### Work instruction
Where a line in the entries below contains the word "date", count it. Return the total alone.

Page and application data records
◆ ◆ ◆ ◆ ◆

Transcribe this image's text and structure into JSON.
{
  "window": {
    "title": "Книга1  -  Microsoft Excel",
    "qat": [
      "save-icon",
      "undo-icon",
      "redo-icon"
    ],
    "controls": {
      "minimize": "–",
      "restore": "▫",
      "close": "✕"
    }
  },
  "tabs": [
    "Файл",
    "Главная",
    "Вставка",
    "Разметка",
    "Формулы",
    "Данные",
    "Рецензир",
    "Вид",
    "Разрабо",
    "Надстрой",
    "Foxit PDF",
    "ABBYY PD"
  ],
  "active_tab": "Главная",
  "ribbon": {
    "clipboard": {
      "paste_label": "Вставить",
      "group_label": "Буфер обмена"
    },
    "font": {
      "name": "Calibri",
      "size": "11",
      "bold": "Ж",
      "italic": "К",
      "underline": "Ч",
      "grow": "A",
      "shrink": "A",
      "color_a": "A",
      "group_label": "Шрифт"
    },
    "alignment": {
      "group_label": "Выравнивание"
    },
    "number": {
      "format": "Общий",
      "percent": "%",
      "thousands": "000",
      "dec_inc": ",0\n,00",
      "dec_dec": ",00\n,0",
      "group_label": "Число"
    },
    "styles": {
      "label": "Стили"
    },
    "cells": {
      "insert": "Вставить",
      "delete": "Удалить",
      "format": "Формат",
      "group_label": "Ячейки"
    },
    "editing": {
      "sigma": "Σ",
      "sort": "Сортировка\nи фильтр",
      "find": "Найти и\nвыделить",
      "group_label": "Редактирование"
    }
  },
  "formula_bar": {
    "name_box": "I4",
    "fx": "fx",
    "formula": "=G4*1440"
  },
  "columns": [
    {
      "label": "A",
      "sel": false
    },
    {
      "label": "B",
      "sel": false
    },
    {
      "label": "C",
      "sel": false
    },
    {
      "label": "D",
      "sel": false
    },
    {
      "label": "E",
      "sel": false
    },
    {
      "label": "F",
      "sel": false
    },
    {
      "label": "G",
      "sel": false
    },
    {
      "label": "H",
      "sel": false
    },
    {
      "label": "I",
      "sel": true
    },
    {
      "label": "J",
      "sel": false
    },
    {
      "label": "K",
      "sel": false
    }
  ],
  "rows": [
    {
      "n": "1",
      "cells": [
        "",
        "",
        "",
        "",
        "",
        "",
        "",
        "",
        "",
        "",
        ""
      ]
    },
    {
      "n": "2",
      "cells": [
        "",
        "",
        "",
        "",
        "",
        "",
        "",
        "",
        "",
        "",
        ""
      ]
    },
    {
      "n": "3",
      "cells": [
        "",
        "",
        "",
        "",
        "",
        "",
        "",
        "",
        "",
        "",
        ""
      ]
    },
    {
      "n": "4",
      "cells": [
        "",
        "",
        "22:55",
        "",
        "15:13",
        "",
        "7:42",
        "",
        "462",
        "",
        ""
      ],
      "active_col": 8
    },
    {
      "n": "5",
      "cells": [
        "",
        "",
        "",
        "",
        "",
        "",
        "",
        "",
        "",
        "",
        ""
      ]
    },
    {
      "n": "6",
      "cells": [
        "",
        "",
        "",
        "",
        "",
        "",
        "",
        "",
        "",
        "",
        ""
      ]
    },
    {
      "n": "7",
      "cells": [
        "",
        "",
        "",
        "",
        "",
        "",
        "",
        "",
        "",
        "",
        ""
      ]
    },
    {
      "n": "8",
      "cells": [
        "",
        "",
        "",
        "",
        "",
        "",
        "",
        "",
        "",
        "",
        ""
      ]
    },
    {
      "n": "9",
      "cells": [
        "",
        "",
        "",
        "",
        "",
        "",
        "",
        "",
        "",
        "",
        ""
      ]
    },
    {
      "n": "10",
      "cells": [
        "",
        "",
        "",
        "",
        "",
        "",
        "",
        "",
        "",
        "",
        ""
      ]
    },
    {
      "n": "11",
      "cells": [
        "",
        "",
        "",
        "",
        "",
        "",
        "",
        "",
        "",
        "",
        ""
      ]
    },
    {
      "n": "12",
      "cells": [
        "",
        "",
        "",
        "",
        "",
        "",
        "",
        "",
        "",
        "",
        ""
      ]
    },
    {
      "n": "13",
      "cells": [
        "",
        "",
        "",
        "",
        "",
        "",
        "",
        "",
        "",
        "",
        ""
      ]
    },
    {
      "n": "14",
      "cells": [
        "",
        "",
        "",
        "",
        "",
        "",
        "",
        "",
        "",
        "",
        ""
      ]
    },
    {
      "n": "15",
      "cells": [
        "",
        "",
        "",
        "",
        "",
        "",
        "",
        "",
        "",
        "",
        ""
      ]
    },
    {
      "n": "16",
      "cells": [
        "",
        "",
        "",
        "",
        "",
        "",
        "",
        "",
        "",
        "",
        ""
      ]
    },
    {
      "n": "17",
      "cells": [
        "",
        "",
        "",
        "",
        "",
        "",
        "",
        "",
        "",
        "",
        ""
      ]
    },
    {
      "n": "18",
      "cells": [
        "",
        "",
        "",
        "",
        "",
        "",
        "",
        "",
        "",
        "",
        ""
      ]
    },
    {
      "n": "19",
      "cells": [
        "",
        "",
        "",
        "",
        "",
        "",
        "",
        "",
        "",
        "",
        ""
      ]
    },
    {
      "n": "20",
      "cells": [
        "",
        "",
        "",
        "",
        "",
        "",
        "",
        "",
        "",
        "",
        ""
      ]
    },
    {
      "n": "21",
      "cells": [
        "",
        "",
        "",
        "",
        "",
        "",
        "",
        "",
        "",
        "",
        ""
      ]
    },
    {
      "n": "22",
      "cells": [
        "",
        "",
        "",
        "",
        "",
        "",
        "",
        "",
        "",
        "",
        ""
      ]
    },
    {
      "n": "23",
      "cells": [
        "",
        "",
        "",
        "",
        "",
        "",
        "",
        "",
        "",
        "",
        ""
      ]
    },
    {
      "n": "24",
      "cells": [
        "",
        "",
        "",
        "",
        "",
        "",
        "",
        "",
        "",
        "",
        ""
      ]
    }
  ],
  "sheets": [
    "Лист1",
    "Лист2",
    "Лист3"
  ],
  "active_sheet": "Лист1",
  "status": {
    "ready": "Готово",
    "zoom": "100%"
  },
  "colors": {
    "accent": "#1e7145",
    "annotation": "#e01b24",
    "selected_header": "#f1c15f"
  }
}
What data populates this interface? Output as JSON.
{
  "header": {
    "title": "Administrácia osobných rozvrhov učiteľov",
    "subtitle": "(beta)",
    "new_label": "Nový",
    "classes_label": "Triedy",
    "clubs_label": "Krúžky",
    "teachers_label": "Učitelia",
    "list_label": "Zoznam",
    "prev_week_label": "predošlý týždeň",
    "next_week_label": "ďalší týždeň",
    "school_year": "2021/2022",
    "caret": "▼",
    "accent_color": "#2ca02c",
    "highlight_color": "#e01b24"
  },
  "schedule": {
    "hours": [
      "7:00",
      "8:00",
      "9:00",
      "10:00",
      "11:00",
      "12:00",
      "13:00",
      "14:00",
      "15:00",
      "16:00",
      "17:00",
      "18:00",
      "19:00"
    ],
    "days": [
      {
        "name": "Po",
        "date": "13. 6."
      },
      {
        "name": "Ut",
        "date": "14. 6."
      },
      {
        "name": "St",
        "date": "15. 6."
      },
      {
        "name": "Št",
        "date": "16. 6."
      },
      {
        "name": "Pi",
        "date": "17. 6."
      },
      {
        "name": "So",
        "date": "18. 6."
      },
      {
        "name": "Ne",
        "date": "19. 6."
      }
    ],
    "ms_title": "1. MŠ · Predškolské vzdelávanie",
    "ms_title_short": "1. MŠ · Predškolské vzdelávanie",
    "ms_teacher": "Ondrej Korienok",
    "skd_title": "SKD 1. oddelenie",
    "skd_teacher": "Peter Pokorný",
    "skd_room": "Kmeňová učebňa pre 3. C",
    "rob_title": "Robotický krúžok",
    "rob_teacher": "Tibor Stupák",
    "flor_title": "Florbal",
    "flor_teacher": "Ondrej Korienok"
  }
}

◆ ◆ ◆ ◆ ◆

### Your response
7